Background Rheumatoid arthritis (RA) is a chronic inflammatory disease whose pathogenesis and response to therapy may differ at different therapeutic time points. While an immune-mediated inflammation may drive early disease, at late stages, a stromal reaction may prevail. Consequently tailored therapy within any phase of the disease requires better appreciation of both clinical, imaging and histopathological phenotypes.
Objectives This study aims to investigate if there are any significant differences in these features at three distinct RA therapeutic timepoints.
Methods Data was collected from 54 RA patients from 3 time points
i)early RA (EAC), n=20, onset <1 year & prior to starting disease modifying anti rheumatic drug (DMARD)
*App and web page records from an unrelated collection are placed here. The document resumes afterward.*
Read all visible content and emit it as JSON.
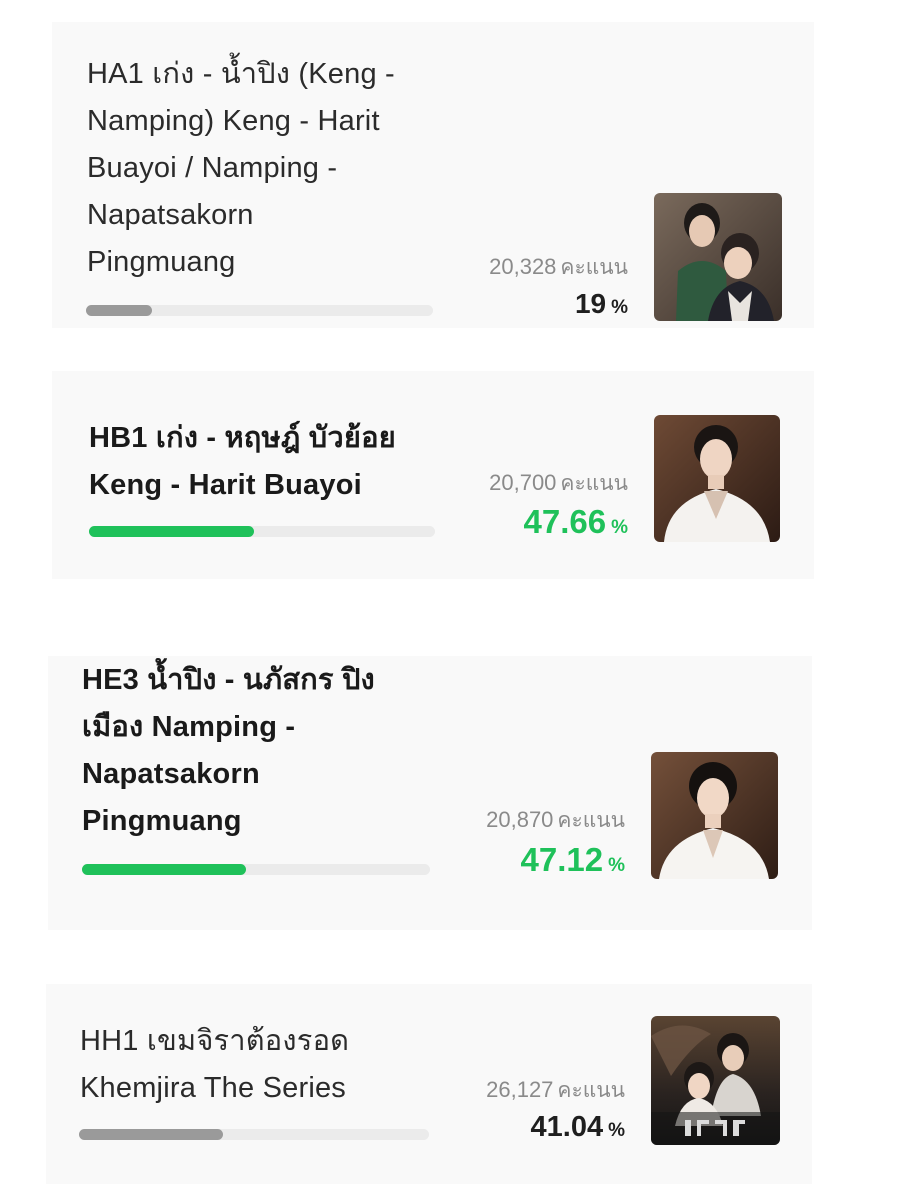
{
  "colors": {
    "leader_green": "#1fc15a",
    "bar_gray": "#9a9a9a",
    "bar_track": "#ebebeb",
    "card_bg": "#f9f9f9",
    "vote_gray": "#8a8a8a"
  },
  "candidates": [
    {
      "title_lines": [
        "HA1 เก่ง - น้ำปิง (Keng -",
        "Namping) Keng - Harit",
        "Buayoi / Namping -",
        "Napatsakorn",
        "Pingmuang"
      ],
      "votes": "20,328",
      "votes_unit": "คะแนน",
      "percent": "19",
      "percent_sign": "%",
      "bar_fraction": 0.19,
      "highlight": false,
      "image": "couple-photo"
    },
    {
      "title_lines": [
        "HB1 เก่ง - หฤษฎ์ บัวย้อย",
        "Keng - Harit Buayoi"
      ],
      "votes": "20,700",
      "votes_unit": "คะแนน",
      "percent": "47.66",
      "percent_sign": "%",
      "bar_fraction": 0.4766,
      "highlight": true,
      "image": "portrait-photo"
    },
    {
      "title_lines": [
        "HE3 น้ำปิง - นภัสกร ปิง",
        "เมือง Namping -",
        "Napatsakorn",
        "Pingmuang"
      ],
      "votes": "20,870",
      "votes_unit": "คะแนน",
      "percent": "47.12",
      "percent_sign": "%",
      "bar_fraction": 0.4712,
      "highlight": true,
      "image": "portrait-photo"
    },
    {
      "title_lines": [
        "HH1 เขมจิราต้องรอด",
        "Khemjira The Series"
      ],
      "votes": "26,127",
      "votes_unit": "คะแนน",
      "percent": "41.04",
      "percent_sign": "%",
      "bar_fraction": 0.4104,
      "highlight": false,
      "image": "series-poster"
    }
  ]
}
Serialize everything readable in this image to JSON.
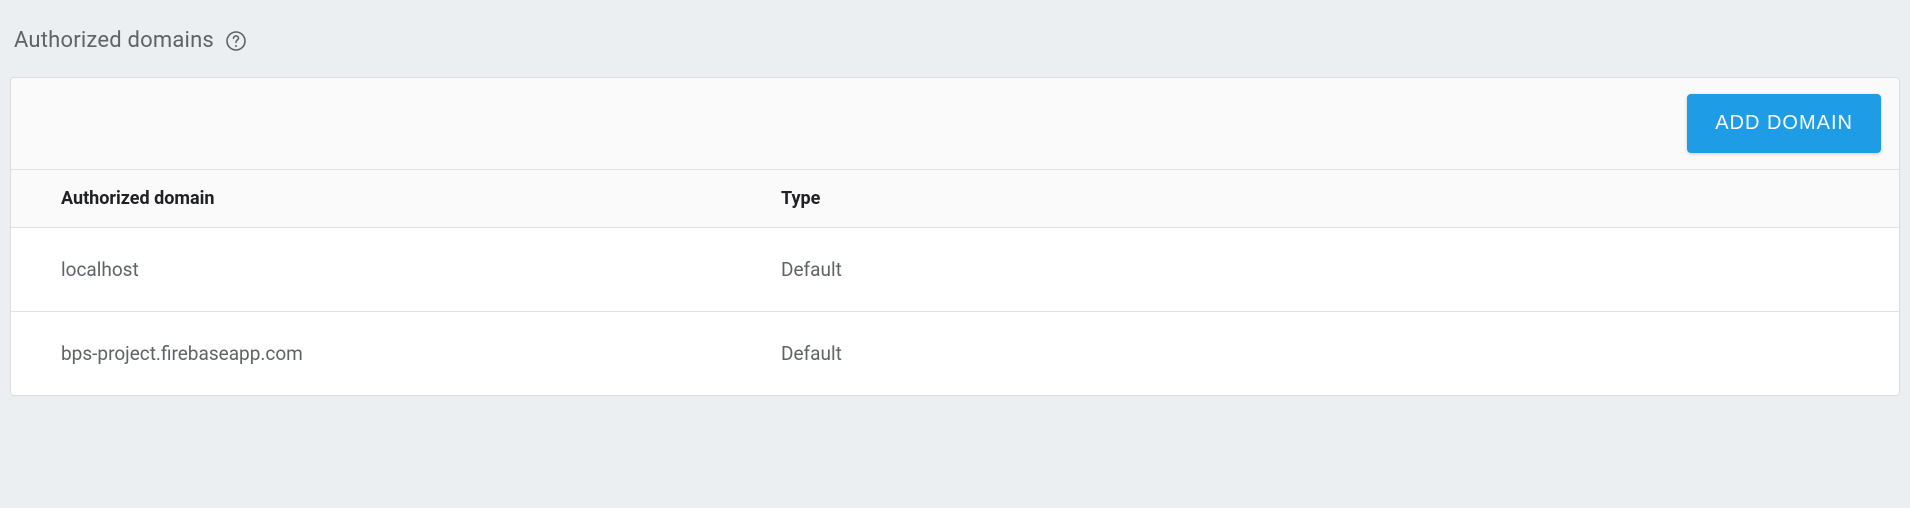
{
  "section": {
    "title": "Authorized domains"
  },
  "toolbar": {
    "add_button_label": "ADD DOMAIN"
  },
  "table": {
    "headers": {
      "domain": "Authorized domain",
      "type": "Type"
    },
    "rows": [
      {
        "domain": "localhost",
        "type": "Default"
      },
      {
        "domain": "bps-project.firebaseapp.com",
        "type": "Default"
      }
    ]
  }
}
ii) DMARD inadequate responders (DMARDir), n=20, failed ≥2 DMARDS & fulfilling national criteria to start anti TNF and
iii)anti TNF inadequate responders (TNFir), n=14, failed ≥1 anti TNF & switching to different biologic agent
Prior to changing therapy, all patients had a core data set assessment including clinical, biochemical and imaging including ultrasound (US) of metacarpophlangeal joints and writsts, scored using Eular score (0-3). Patients also underwent an US guided synovial biopsy of a symptomatic joint. Sections of paraffin embedded RA synovial tissue were stained with standard Haematoxylin and Eosin and graded as either a diffuse or aggregate synovitis. Sequentially cut paraffin sections also underwent immunohistochemical staining for B-cells(CD20), T cells (CD3) and macrophages (CD68) and were semi-quantitatively scored (0-4) for each marker.
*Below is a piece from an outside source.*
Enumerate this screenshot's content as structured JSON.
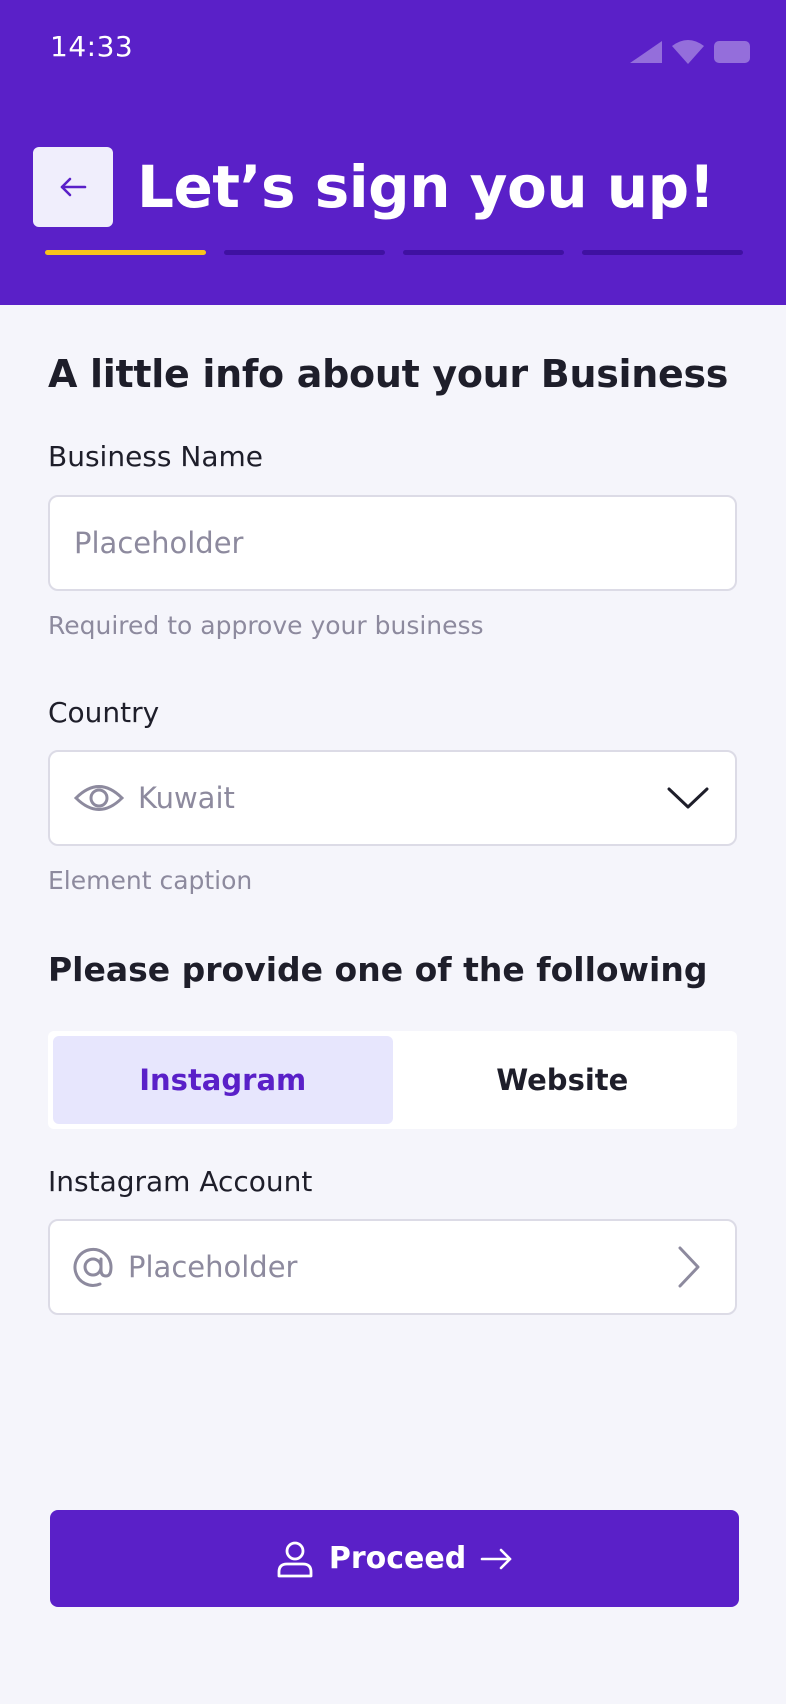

Results Study population was 75% female with a mean age of 53. Mean disease duration was 0.5 years (EAC), 6.9 years (DMARDir) and 15.2 years (TNFir). DAS28 were similar between groups (p = 0.38). Rheumatoid factor and anti-CCP positivity were more prevalent in the DMARDir and TNFir cohorts (p<0.001). US imaging showed no significant difference in the amount of grey scale synovitis (p = 0.78) between groups but significant differences were seen in the amount of Doppler signal between groups (p=0.036). Histological grading was significantly different between groups (p<0.04), with 64% of TNFir group having a diffuse synovitis. Lower levels of T cells (p<0.04) and B cells (p<0.02) within the synovium were also noted in this group. Interestingly, we found a significant correlation between US synovitis with the presence of sublining macrophages in the EAC and DMARDir groups (p<0.01 and p=0.04) which is lost in the TNFir group.
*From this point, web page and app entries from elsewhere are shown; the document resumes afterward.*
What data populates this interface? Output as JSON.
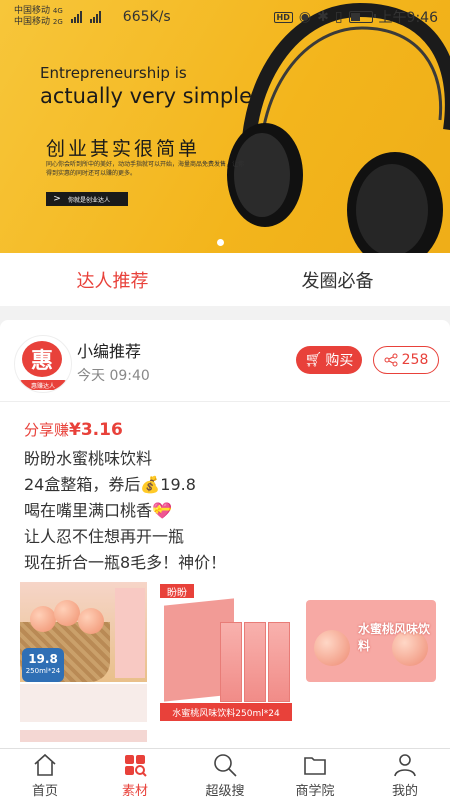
{
  "status_bar": {
    "carrier1": "中国移动",
    "carrier2": "中国移动",
    "net1": "4G",
    "net2": "2G",
    "speed": "665K/s",
    "hd": "HD",
    "time": "上午9:46",
    "battery_level": 0.55
  },
  "banner": {
    "en_line1": "Entrepreneurship is",
    "en_line2": "actually very simple",
    "cn_title": "创业其实很简单",
    "desc": "同心你会听到所中的美好，动动手指就可以开始，海量商品免费发售，让你得到实惠的同时还可以赚的更多。",
    "button_label": "你就是创业达人",
    "slide_index": 0
  },
  "tabs": [
    {
      "label": "达人推荐",
      "active": true
    },
    {
      "label": "发圈必备",
      "active": false
    }
  ],
  "post": {
    "avatar_char": "惠",
    "avatar_sub": "惠赚达人",
    "author": "小编推荐",
    "time": "今天 09:40",
    "buy_label": "购买",
    "share_count": "258",
    "earn_label": "分享赚",
    "earn_amount": "¥3.16",
    "lines": [
      "盼盼水蜜桃味饮料",
      "24盒整箱，券后💰19.8",
      "喝在嘴里满口桃香💝",
      "让人忍不住想再开一瓶",
      "现在折合一瓶8毛多！神价！"
    ],
    "photo1_price": "19.8",
    "photo1_size": "250ml*24",
    "photo2_logo": "盼盼",
    "photo2_strip": "水蜜桃风味饮料250ml*24",
    "photo3_label": "水蜜桃风味饮料"
  },
  "nav": [
    {
      "label": "首页",
      "icon": "home-icon",
      "active": false
    },
    {
      "label": "素材",
      "icon": "material-icon",
      "active": true
    },
    {
      "label": "超级搜",
      "icon": "search-icon",
      "active": false
    },
    {
      "label": "商学院",
      "icon": "folder-icon",
      "active": false
    },
    {
      "label": "我的",
      "icon": "user-icon",
      "active": false
    }
  ],
  "colors": {
    "accent": "#e8413a",
    "banner": "#f3b51c"
  }
}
Conclusions The association between US synovitis and sublining macrophages, which have been suggested to be predictive of treatment response do suggest that US findings need to be always considered in the context of therapeutic agent and disease duration. Furher studies is needed to evaluate the utility of US to predict treatment response as well. The predominance of a diffuse histological pattern in the TNFir group suggests that this pattern may be associated with treatment resistant RA. Further studies will be needed to evaluate its value as a predictor of TNFir.
Disclosure of Interest None Declared